This is the power of representation.By Joe Nicholson
Right now, you’re probably searching for ways to make your campaigns more diverse. But true inclusion is way more than a tick box exercise – and the story you’re about to read proves just how powerful authentic representation can be.
At Consider, we’ve been doing a lot of Legacy Fundraising for charities lately – asking people to leave gifts in their Wills to causes they care about.
Along the way, we’ve had the privilege to speak to people who have already left a gift, finding out why they’ve made this special decision.
And this story, from a charity supporter we met back in January, has stuck with us.
Our supporter – let’s call him John, to protect his privacy – is gay. He’s also in his seventies, and has left a gift to one of the UK’s biggest, oldest charities.
And the way this charity recognised his sexuality made all the difference.
You see, John used to work for them, more than 40 years ago. While he was there, he was open about the fact he had a male partner – even though most of society was downright hostile to queer people.
When the time came for John to move on, his colleagues sent him off with a card, as you do. Except in this card they’d written his partner’s name too, and wished them a happy life together.
That might seem a small gesture to us now. But back then, it was huge.
“It was the first time that I’d ever come across anybody in any official capacity acknowledging what my situation was, and including my partner,” John says. “That meant so much to me, and still does.”
It moved John so much, in fact, that when he got a mailing asking him to consider leaving a gift in his Will to this charity, he said yes.
Why? Because the respect they showed for his identity, all those years back, is something he’s never forgotten.

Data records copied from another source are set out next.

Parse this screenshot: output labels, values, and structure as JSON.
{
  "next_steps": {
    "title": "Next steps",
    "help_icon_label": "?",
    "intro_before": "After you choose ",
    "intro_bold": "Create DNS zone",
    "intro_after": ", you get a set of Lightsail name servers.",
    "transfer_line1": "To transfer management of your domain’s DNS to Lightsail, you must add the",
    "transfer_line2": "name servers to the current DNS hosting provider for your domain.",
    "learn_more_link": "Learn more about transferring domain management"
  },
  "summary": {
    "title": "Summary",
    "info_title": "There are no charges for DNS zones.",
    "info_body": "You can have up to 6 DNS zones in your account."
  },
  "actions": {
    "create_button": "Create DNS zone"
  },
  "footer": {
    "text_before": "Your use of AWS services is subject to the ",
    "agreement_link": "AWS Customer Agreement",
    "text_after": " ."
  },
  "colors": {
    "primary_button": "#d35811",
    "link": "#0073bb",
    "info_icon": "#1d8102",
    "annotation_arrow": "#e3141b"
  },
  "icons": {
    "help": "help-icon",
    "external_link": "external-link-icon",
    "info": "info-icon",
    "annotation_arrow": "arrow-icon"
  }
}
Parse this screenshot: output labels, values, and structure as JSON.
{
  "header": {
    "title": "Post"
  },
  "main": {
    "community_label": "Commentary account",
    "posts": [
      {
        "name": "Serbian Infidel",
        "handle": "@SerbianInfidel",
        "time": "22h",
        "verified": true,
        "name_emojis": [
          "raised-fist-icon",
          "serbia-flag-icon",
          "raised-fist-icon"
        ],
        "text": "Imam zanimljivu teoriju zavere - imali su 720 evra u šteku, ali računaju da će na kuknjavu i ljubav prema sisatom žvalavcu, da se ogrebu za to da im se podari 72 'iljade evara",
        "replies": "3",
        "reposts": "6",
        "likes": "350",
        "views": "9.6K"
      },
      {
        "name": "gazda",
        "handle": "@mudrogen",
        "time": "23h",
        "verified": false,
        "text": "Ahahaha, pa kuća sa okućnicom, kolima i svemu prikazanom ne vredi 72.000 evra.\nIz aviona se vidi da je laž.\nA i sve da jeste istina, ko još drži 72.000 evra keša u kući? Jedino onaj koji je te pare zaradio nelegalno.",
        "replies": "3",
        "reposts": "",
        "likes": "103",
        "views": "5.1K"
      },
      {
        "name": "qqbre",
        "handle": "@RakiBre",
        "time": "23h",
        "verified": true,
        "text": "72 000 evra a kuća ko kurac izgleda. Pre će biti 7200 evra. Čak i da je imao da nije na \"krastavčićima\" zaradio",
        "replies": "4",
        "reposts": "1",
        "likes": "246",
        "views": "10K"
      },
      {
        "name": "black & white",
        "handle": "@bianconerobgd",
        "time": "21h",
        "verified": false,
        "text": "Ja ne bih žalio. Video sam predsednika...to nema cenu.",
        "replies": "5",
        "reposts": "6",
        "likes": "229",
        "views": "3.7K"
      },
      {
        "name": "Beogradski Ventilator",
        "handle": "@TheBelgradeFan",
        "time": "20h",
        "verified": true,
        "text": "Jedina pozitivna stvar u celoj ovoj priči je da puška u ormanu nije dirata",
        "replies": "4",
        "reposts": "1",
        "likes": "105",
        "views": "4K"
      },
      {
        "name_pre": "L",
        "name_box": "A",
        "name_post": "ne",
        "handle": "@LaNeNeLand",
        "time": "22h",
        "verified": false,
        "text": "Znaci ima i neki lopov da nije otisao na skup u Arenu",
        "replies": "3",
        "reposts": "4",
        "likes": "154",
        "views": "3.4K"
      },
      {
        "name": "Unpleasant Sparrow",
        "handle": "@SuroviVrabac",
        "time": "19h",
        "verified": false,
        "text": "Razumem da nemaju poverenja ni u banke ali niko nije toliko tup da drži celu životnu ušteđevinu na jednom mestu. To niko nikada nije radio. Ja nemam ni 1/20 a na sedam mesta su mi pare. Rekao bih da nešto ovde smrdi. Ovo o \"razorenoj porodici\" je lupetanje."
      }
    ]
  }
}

The world may have changed dramatically since when John was young. But the way we represent minority groups in marketing and advertising has got a long way to go.
Today, still, less than 20% of adverts feature people from minorities. But John’s story doesn’t just prove that we have a duty to represent minority groups in our work.
It’s definitive proof that, by doing so, we actually make our campaigns better.
Often we get caught up in assumptions about what our audiences are like. There’s a widespread fear about representing people that aren’t ‘the norm’.
We get worried about offending our audiences. But we forget that minority groups are part of them too.
Imagine what would happen if you stepped out and authentically represented one of the groups that rarely gets shown. What message would that send?
Who in your audience would feel recognised by you for the first time? And how would their loyalty to your organisation change?
You never know. You could be speaking to someone like John.
And they won’t forget what you say.
Getting authentic representation right is daunting – and we’re learning too. We’ve been working on ways to improve with a number of our clients, and we’d love to help you too – please do get in touch.
Joe NicholsonHead of Copy
Joe’s a big thinker who understands the power of words. As Head of Copy, he combines consistent creative magic with cross-channel expertise and rock-solid strategic thinking. Joe’s an experienced fundraiser, who also serves as a Trustee for homelessness charity, Housing Justice – you can read more about him here